Make sure you pick points that aren't too close to the edges of your region (or to the edge of the viewing window). If you enter points too close to the boundaries of a region, GraphFree may mistakenly think the region is already shaded and therefore not shade it “again.”

Curve shading examples


You can use the Asymptote plot type to enter the equations of multiple horizontal, vertical, and/or slant asymptotes all in one line. The lines will appear dashed as is conventional for asymptotes. (If you don’t want dashed lines, used the regular Function plot type instead, or the Implicit plot type for vertical asymptotes.)

Since this plot type is designed specifically for asymptotes, you need to write the equations of the asymptotes in the “normal” way, which means x = c, y = c, and y = mx + b. Alternate forms usually won’t work.

Asymptote examples

The Number Line

To plot on a number line, select Number Line as the grid type in the Axes & Grid panel. The plot panels will now contain the option for the Number Line plot instead of the other plot types.

To enter data in a number line plot, you may enter multiple points and/or intervals separated by semicolons. Just as in the piecewise plot, you may use interval notation or inequalities to express your intervals. In interval notation, you may use inf to express an infinite interval.

Number line example

Trouble Pasting a Graph?

First, Windows users will probably not be able to copy and paste graphs with transparent backgrounds.
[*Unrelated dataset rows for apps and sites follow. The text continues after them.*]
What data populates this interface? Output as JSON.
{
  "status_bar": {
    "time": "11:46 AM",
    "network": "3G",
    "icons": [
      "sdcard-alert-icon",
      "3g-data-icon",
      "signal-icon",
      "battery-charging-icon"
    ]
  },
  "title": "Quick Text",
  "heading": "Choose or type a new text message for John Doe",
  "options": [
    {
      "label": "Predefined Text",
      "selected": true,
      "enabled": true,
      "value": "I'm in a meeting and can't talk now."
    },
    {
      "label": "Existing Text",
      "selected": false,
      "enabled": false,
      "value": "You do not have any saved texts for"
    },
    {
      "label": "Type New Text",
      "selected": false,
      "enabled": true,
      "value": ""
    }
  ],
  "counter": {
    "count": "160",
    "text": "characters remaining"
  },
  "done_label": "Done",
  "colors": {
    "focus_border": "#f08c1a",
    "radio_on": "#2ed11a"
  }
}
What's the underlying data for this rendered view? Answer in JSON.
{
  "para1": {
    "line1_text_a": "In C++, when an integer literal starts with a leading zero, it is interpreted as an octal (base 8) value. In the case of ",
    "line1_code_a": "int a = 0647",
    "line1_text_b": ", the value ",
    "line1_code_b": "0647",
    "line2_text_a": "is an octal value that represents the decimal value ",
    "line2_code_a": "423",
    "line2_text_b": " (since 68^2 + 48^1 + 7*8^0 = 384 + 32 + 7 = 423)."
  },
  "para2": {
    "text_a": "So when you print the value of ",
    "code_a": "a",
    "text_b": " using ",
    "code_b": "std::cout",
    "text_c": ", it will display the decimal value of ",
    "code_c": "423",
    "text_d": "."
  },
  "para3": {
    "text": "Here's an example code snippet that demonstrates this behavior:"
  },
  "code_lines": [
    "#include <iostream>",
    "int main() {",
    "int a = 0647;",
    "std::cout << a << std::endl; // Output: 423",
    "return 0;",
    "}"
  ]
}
This is a limitation of Windows itself. Windows users will need to save images with transparent background to disk in order to insert them into other programs.

For images with the normal white background, the usual procedure—right-click, copy, then paste into your program—works exactly as expected in most programs. A few programs, however, need a little help to handle the pasting properly.

Microsoft Word can be one of those programs. If pasting into Word doesn’t seem to work, use the Paste Special command instead of the normal paste, and then select Device Independent Bitmap.

Fix pasting problem with Paste Special

Chopped Off at the Edge?

GraphFree is programmed to keep your graph from extending awkwardly beyond the edge of the grid and into the margins. Usually, that’s helpful. But once in a while you have a graph that just clips the edge of your viewing window, and that clipping effect looks a little off. Fortunately, you can compensate for it by extending the viewing window just a tiny bit.

Extend the viewing window a bit to fix clipped edges.